● Exercise details
From the entries below, copy every line that has the word "channel".

[Start of Attachment]

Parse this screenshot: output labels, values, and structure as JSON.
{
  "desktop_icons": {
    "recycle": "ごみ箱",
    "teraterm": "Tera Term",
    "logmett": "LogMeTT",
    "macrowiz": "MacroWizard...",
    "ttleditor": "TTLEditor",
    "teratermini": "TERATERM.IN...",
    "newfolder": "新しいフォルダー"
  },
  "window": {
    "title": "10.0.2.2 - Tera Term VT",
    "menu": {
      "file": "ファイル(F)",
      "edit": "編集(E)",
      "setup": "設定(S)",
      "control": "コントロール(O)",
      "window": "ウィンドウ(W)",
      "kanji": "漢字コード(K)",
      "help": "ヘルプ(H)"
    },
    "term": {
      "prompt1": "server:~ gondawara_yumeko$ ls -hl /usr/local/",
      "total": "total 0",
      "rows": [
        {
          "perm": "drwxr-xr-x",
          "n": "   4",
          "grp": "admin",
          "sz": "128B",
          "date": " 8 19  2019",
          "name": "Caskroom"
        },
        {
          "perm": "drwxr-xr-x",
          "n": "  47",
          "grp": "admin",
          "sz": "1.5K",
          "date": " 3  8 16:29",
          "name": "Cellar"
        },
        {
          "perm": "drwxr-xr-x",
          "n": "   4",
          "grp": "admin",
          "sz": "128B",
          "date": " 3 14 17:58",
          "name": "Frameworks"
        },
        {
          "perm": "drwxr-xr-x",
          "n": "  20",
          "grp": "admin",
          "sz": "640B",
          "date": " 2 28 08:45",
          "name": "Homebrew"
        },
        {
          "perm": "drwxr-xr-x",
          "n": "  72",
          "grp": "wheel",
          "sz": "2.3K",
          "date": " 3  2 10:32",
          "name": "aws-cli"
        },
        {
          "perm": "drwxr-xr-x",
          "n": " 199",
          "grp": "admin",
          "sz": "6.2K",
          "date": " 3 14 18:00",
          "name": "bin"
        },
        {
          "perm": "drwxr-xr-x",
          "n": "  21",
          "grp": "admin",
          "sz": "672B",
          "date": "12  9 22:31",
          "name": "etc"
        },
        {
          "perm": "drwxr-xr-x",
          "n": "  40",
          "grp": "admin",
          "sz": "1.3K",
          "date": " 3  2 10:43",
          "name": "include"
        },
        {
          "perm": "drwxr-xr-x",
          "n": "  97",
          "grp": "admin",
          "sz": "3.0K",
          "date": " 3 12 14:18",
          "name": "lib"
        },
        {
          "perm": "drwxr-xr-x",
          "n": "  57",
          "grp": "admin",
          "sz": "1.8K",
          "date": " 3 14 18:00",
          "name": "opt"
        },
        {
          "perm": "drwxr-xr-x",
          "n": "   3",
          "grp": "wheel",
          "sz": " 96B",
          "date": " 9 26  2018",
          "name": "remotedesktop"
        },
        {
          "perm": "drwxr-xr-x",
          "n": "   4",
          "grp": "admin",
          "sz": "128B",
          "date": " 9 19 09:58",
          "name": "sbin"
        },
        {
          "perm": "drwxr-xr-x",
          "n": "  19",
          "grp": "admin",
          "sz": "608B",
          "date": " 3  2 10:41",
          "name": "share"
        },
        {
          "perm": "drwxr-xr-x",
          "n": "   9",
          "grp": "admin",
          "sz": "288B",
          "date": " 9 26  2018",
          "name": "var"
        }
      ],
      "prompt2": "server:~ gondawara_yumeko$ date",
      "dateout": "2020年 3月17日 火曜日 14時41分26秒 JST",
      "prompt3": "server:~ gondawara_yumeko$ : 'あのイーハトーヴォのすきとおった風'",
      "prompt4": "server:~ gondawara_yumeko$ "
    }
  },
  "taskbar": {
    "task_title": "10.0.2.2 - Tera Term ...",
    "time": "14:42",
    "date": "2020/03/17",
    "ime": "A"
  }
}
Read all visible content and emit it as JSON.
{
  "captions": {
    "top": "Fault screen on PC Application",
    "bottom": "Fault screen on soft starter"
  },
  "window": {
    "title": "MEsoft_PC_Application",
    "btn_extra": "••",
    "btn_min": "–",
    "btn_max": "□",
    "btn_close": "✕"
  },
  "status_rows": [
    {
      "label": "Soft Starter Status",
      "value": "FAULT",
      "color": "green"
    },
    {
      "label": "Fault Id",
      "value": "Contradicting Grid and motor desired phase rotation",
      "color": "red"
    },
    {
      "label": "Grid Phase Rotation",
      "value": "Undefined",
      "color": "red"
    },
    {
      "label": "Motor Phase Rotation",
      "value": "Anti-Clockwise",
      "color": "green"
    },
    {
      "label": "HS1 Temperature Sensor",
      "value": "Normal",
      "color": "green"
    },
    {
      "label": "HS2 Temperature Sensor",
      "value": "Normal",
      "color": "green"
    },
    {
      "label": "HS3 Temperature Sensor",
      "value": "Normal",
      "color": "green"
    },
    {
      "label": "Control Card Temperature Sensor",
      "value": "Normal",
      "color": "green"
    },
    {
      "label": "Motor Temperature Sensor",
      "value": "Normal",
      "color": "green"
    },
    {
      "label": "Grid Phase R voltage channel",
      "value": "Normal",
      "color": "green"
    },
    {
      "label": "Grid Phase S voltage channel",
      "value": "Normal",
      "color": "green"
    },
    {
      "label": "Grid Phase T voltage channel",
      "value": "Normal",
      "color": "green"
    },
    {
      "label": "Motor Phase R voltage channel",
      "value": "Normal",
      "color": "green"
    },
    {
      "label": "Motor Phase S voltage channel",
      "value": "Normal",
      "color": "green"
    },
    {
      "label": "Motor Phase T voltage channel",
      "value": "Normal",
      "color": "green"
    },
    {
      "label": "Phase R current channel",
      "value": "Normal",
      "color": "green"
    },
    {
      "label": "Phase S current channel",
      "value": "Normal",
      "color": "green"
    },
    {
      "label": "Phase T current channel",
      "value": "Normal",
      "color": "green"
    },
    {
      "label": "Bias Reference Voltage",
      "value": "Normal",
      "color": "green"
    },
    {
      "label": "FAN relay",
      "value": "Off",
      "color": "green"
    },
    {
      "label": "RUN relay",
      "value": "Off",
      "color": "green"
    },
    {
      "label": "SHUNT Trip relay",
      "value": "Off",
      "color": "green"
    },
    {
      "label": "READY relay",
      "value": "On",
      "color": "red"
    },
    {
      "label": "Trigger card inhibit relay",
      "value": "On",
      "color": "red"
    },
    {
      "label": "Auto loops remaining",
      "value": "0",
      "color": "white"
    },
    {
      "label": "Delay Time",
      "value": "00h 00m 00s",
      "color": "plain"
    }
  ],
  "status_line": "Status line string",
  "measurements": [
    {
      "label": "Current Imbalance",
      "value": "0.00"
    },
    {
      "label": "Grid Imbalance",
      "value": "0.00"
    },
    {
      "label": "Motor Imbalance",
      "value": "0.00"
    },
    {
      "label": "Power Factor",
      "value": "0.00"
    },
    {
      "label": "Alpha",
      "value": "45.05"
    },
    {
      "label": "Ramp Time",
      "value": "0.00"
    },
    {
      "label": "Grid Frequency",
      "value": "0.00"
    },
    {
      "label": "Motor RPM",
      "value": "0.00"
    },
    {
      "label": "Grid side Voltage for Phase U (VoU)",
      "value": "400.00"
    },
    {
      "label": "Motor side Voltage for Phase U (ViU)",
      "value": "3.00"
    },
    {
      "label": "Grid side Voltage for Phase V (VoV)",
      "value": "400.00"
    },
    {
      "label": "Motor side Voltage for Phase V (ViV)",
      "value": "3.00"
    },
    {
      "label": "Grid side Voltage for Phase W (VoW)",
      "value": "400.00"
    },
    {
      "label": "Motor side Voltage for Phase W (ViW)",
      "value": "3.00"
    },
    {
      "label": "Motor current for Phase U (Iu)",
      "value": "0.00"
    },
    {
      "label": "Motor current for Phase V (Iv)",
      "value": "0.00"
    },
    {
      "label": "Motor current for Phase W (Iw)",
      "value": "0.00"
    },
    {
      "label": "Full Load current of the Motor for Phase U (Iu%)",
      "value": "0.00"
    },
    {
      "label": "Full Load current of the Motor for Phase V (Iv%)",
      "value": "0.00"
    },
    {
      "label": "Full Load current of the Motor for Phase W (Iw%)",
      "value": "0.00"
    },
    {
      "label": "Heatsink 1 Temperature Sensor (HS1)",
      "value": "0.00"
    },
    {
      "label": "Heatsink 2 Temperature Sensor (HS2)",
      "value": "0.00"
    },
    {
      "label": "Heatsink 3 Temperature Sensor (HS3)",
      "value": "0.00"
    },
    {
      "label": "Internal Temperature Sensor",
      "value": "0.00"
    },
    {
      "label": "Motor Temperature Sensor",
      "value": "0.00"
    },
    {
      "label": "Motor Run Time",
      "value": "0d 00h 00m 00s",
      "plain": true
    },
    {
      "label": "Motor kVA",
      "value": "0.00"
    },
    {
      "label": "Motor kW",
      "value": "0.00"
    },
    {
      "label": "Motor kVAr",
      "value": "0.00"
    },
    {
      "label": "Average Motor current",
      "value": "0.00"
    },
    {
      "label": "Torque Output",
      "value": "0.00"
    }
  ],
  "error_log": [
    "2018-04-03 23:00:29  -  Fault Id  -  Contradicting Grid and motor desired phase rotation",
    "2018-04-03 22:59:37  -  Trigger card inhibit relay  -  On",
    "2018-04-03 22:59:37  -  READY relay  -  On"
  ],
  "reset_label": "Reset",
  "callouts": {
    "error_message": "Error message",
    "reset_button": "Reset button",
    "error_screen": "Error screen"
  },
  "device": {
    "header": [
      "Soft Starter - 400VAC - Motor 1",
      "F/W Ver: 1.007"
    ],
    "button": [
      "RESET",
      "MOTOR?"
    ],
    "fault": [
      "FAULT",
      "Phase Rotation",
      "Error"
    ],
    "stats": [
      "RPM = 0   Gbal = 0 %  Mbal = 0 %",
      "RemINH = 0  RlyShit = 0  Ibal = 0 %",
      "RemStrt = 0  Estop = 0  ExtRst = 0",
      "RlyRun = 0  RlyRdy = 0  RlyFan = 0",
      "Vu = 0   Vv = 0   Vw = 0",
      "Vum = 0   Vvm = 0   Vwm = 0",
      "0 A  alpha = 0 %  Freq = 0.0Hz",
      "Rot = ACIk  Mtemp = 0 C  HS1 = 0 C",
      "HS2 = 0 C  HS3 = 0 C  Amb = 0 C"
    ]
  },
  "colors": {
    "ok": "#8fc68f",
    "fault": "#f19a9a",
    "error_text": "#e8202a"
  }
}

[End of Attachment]

● Your solution
      "label": "Grid Phase R voltage channel",
      "label": "Grid Phase S voltage channel",
      "label": "Grid Phase T voltage channel",
      "label": "Motor Phase R voltage channel",
      "label": "Motor Phase S voltage channel",
      "label": "Motor Phase T voltage channel",
      "label": "Phase R current channel",
      "label": "Phase S current channel",
      "label": "Phase T current channel",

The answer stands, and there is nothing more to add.